■ WHAT IS EXPECTED:
In the data below, locate each line with the word "Discord" and list it.

Segment Start: RECORD SET

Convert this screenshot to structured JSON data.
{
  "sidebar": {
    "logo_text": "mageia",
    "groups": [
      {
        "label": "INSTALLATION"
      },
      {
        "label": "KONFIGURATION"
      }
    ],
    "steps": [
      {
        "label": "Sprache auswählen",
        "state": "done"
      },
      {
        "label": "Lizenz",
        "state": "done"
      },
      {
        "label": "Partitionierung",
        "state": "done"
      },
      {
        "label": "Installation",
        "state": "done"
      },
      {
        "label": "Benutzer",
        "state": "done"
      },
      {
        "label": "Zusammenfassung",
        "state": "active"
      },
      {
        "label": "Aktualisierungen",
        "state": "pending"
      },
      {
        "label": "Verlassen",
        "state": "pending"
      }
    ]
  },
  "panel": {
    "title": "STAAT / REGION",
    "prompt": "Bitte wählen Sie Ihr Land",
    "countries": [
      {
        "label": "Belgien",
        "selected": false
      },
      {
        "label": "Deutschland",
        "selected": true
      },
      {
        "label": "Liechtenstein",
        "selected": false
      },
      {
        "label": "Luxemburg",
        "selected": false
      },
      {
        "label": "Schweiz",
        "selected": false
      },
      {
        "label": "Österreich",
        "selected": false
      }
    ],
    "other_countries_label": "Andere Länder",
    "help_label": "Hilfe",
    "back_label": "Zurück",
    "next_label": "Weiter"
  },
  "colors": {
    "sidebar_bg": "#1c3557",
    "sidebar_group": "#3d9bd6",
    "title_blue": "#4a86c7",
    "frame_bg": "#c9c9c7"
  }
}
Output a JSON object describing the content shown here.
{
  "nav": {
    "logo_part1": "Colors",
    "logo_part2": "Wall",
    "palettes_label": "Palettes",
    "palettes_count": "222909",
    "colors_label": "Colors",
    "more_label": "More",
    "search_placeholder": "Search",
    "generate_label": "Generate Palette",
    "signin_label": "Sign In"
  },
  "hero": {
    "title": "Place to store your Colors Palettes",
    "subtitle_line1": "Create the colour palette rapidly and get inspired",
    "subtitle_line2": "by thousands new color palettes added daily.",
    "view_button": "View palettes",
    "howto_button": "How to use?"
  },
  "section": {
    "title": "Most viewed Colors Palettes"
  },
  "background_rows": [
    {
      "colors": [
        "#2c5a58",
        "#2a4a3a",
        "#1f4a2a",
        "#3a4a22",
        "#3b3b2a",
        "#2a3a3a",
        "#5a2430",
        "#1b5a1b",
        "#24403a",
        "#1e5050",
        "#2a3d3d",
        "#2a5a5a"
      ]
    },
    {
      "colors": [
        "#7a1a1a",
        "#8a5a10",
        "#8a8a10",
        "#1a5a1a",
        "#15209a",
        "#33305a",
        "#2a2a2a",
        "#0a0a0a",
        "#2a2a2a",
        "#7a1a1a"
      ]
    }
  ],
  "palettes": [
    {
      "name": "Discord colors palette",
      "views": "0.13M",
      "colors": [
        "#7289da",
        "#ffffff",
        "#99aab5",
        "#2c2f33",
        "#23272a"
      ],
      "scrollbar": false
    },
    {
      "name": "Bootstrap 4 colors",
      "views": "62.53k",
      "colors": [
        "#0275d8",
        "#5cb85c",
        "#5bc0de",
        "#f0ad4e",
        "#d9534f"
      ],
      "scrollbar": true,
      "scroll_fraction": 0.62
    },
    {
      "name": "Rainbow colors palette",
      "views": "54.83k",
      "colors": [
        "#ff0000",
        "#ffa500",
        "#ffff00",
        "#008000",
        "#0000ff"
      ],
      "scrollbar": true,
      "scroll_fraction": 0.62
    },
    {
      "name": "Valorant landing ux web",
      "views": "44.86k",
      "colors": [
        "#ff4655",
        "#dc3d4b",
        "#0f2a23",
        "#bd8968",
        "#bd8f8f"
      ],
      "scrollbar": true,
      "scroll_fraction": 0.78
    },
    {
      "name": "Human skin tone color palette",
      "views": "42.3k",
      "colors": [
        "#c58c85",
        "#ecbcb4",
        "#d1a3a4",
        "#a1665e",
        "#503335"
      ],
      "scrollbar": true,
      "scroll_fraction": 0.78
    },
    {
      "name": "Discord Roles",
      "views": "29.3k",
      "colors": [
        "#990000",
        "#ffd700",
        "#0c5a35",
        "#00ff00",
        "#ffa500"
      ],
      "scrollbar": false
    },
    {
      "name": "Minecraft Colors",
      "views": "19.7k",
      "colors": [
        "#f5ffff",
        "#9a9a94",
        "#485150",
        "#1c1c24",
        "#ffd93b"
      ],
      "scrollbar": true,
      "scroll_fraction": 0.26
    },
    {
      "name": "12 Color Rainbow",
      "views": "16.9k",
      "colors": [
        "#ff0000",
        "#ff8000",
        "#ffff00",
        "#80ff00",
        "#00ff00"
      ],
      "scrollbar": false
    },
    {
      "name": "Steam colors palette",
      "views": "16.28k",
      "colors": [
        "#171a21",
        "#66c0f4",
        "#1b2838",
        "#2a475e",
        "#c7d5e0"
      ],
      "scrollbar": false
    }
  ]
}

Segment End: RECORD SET

■ SOLUTION TO THIS TASK:
      "name": "Discord colors palette",
      "name": "Discord Roles",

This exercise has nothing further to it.